Your result will be the set of lines with "label", copied from the material below.

═══

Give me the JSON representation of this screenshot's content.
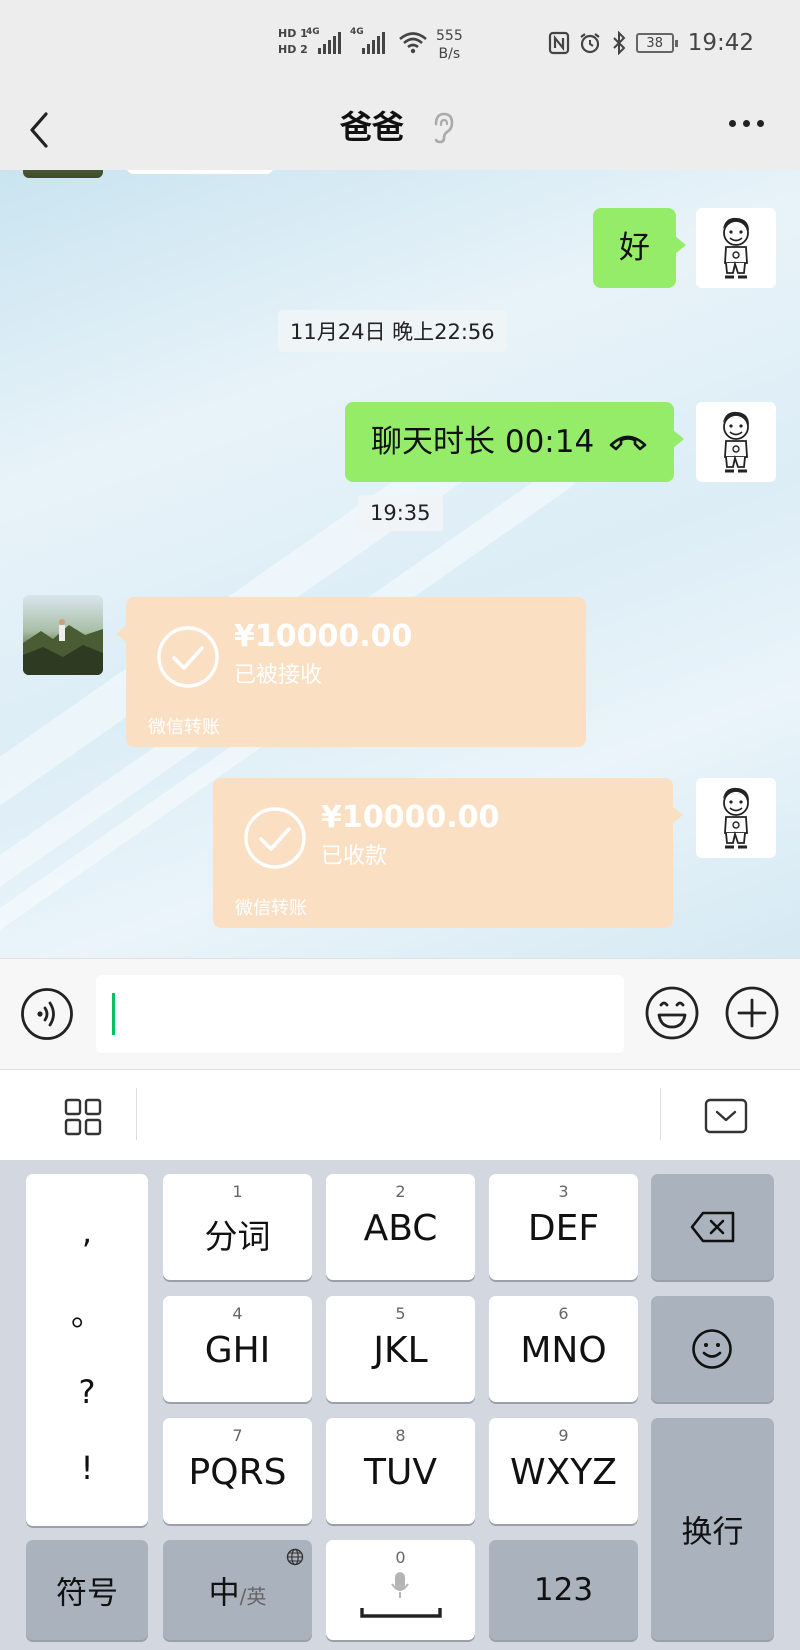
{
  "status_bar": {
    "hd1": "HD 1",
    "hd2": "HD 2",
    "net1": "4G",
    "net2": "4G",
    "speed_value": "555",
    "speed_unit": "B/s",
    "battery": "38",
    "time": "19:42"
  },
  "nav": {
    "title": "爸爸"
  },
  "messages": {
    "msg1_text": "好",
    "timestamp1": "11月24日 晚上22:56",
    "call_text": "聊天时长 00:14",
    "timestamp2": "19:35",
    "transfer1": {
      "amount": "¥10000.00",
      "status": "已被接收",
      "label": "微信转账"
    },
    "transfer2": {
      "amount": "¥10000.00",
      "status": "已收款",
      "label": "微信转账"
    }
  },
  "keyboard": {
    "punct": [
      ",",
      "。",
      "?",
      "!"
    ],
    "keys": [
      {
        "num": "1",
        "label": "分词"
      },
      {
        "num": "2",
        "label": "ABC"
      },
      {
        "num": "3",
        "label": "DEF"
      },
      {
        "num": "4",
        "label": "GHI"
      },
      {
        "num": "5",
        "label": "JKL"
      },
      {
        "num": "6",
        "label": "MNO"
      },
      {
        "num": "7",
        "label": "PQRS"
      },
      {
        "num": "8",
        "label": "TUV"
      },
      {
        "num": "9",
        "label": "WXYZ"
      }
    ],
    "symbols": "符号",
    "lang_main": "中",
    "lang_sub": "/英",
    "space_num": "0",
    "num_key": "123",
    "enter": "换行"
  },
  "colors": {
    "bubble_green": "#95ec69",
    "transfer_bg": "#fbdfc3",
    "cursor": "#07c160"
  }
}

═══

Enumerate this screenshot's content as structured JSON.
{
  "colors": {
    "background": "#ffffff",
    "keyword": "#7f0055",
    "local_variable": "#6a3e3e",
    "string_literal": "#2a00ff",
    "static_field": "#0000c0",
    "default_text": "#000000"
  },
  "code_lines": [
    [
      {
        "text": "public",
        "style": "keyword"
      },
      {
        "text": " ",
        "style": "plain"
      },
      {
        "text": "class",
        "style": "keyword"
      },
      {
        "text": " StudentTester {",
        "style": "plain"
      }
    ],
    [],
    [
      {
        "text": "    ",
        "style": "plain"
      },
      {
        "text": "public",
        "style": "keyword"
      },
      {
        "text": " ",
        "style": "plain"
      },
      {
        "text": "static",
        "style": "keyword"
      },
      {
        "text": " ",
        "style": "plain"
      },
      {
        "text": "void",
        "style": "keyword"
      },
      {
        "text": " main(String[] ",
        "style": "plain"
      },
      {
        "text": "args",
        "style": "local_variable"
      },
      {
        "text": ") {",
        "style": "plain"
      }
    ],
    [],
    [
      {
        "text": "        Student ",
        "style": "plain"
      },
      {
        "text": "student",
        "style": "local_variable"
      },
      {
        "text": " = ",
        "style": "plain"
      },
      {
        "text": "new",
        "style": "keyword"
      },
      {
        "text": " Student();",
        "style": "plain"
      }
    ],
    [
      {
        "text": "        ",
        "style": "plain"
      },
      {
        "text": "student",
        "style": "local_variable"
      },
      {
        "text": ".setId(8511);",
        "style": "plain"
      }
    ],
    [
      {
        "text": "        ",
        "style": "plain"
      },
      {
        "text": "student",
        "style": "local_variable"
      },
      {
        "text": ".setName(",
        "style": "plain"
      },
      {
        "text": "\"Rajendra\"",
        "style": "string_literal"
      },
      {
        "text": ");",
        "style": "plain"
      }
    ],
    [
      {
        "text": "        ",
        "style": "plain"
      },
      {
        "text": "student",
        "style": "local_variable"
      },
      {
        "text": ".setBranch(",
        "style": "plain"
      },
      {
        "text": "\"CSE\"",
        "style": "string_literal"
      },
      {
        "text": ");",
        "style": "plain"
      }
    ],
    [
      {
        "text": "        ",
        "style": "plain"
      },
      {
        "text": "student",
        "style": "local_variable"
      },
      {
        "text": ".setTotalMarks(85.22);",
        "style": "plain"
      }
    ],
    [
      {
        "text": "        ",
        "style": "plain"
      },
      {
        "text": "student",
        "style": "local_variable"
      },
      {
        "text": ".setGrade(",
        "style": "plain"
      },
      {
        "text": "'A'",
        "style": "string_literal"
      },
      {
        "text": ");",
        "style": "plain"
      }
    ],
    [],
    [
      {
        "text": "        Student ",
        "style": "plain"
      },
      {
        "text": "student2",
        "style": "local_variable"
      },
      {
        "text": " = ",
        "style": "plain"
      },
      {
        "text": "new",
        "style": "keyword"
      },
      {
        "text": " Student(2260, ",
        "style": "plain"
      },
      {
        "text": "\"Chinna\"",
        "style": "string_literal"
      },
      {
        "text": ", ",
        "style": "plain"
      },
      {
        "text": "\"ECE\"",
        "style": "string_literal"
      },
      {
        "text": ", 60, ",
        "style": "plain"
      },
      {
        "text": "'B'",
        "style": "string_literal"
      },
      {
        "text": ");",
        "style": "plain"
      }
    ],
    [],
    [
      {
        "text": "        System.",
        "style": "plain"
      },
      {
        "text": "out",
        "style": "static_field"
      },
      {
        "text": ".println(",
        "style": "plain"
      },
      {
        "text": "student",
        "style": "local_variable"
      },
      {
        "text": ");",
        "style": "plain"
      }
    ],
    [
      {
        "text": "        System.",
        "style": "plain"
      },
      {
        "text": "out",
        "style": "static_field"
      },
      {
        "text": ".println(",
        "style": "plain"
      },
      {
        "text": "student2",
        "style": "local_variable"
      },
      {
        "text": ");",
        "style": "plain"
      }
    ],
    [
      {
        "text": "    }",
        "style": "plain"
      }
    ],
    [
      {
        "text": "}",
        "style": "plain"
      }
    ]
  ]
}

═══

Solved problem
      "label": "微信转账"
      "label": "微信转账"
        "label": "分词"
        "label": "ABC"
        "label": "DEF"
        "label": "GHI"
        "label": "JKL"
        "label": "MNO"
        "label": "PQRS"
        "label": "TUV"
        "label": "WXYZ"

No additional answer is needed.